note: OK, that sounds pretty “commie”, but the inequitable split of capitalist reward is a trend which had abated somewhat between the Great Depression and the 1980’s and has been operating in a retrograde fashion since the Reagan years. The death of organized labor and collective bargaining, as well as the cult of Ayn Rand and the smaller government mantra is a disturbing trend and an example of “the rubber band stretching back to its original shape”.

– photo by Mitch Waxman

Inside the mansion, the offices and drawing room of William K. Vanderbilt the 2nd. From here, expeditions were launched across the seven seas which plumbed the benthic depths, searching for some elusive prize. Organic specimens and detailed charts were compiled, hidden knowledge organized, and ancient mariner’s secrets revealed in the pages of worm eaten books. What secrets were uncovered, and hidden from coarse eyes?

note: you don’t really believe that what the Vanderbilts made public was all they found, do you?

– photo by Mitch Waxman

Go take a look for yourselves:


Vanderbilt Museum April Hours
March 27 – April 5, 2010 (Closed Easter)

Mansion, Marine Museum, Natural History Exhibits and Grounds Open Tuesdays and Fridays 12-5. Saturdays 11-5 and Sundays 12-5. Closed to general public Mondays, Wednesdays and Thursdays except by appointment. For more information please call 631.854-5579. Please check back for May and June Hours.

Observing Friday Nights (weather permitting)

[The closing times listed above is for the closing of the Buildings/Grounds and Exhibit Areas. The ticket booth will close one hour earlier. The last mansion tour is one hour before closing.]


Vanderbilt Museum
180 Little Neck Road
Centerport, New York 11721-0605

From the LIE Exit 51, The Northern State Parkway Exit 42N, and The Southern State Parkway Exit 39N:
Drive North on Deer Park Avenue, bear left at the fork (at traffic light), onto Park Avenue. At 3rd light, make a right turn onto Broadway, continue for 4-5 miles until you reach Route 25A. Cross 25A (to left of Centerport Automotive), and you are on Little Neck Road. The Vanderbilt Museum is 1.5 miles on the right.

From the South Shore:
Take the Sagtikos Pakway North to the Sunken Meadow Parkway north. Take the last exit, 25A West. Travel about 8 miles and make a right at the Centerport Automotive in Centerport, onto Little Neck Road. We are 1.5 miles on the right.

From Route 110 or 25A West:
Travel north on 110 to Huntington Village. Make a right turn onto 25A/Main Street. Travel about 4 miles to Centerport, at the flashing yellow light, bear left onto Park Circle, then turn left onto Little Neck Road. We are 1.5 miles on the right.
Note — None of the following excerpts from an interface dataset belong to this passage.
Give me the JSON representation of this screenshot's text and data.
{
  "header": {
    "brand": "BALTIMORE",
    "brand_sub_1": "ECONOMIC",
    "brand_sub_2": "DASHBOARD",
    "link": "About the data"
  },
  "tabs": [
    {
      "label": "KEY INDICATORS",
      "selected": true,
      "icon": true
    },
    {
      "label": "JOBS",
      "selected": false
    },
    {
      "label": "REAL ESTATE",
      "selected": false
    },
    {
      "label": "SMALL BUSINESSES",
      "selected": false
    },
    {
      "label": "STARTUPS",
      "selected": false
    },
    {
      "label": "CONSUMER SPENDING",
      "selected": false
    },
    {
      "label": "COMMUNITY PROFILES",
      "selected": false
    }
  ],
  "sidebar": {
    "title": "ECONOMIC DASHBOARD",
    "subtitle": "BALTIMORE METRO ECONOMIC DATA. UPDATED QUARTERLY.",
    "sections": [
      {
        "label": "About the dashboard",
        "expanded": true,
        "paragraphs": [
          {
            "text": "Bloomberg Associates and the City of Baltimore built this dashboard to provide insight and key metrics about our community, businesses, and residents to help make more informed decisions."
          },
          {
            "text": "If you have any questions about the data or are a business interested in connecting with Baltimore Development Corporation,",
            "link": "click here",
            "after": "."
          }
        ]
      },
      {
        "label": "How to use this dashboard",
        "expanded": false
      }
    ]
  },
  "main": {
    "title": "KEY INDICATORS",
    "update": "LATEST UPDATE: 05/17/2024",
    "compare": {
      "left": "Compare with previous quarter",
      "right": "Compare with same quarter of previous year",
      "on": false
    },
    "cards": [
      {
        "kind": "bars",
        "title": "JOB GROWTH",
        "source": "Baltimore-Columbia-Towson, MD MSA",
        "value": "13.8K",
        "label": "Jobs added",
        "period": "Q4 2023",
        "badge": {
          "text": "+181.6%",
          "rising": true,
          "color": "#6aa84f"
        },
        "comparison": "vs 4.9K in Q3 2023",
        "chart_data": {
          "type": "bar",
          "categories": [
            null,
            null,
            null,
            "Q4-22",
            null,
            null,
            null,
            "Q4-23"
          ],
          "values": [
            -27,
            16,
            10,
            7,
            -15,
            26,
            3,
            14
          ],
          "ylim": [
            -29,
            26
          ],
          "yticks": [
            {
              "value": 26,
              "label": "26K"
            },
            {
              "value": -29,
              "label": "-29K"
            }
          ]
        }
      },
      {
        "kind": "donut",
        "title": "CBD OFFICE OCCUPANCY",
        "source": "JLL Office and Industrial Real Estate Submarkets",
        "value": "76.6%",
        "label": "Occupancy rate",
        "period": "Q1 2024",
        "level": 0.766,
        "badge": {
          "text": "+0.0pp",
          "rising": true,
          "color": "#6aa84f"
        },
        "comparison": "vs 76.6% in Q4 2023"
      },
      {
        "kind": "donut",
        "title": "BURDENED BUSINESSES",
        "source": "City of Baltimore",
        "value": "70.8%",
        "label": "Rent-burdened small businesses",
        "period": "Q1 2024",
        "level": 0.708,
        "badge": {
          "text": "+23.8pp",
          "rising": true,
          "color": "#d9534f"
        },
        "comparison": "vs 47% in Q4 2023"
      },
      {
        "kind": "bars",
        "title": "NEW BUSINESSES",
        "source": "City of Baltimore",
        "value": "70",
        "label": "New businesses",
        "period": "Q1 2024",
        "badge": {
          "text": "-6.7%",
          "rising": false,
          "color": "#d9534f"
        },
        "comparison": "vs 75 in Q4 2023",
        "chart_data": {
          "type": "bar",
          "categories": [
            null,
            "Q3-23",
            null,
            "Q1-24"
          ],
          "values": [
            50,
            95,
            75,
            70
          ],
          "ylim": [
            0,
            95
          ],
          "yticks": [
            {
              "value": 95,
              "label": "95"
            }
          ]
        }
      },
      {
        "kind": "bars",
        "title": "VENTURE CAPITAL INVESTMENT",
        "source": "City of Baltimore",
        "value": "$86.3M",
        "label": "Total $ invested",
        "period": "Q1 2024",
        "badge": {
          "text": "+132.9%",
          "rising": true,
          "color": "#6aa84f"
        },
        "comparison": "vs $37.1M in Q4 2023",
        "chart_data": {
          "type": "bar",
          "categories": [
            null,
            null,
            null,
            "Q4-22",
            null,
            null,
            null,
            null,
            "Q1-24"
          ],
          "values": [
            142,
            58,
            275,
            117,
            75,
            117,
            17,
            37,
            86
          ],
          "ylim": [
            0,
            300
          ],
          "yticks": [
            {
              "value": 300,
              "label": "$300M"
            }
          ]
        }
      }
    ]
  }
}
Written by Mitch Waxman

April 17, 2010 at 3:39 pm

%d bloggers like this: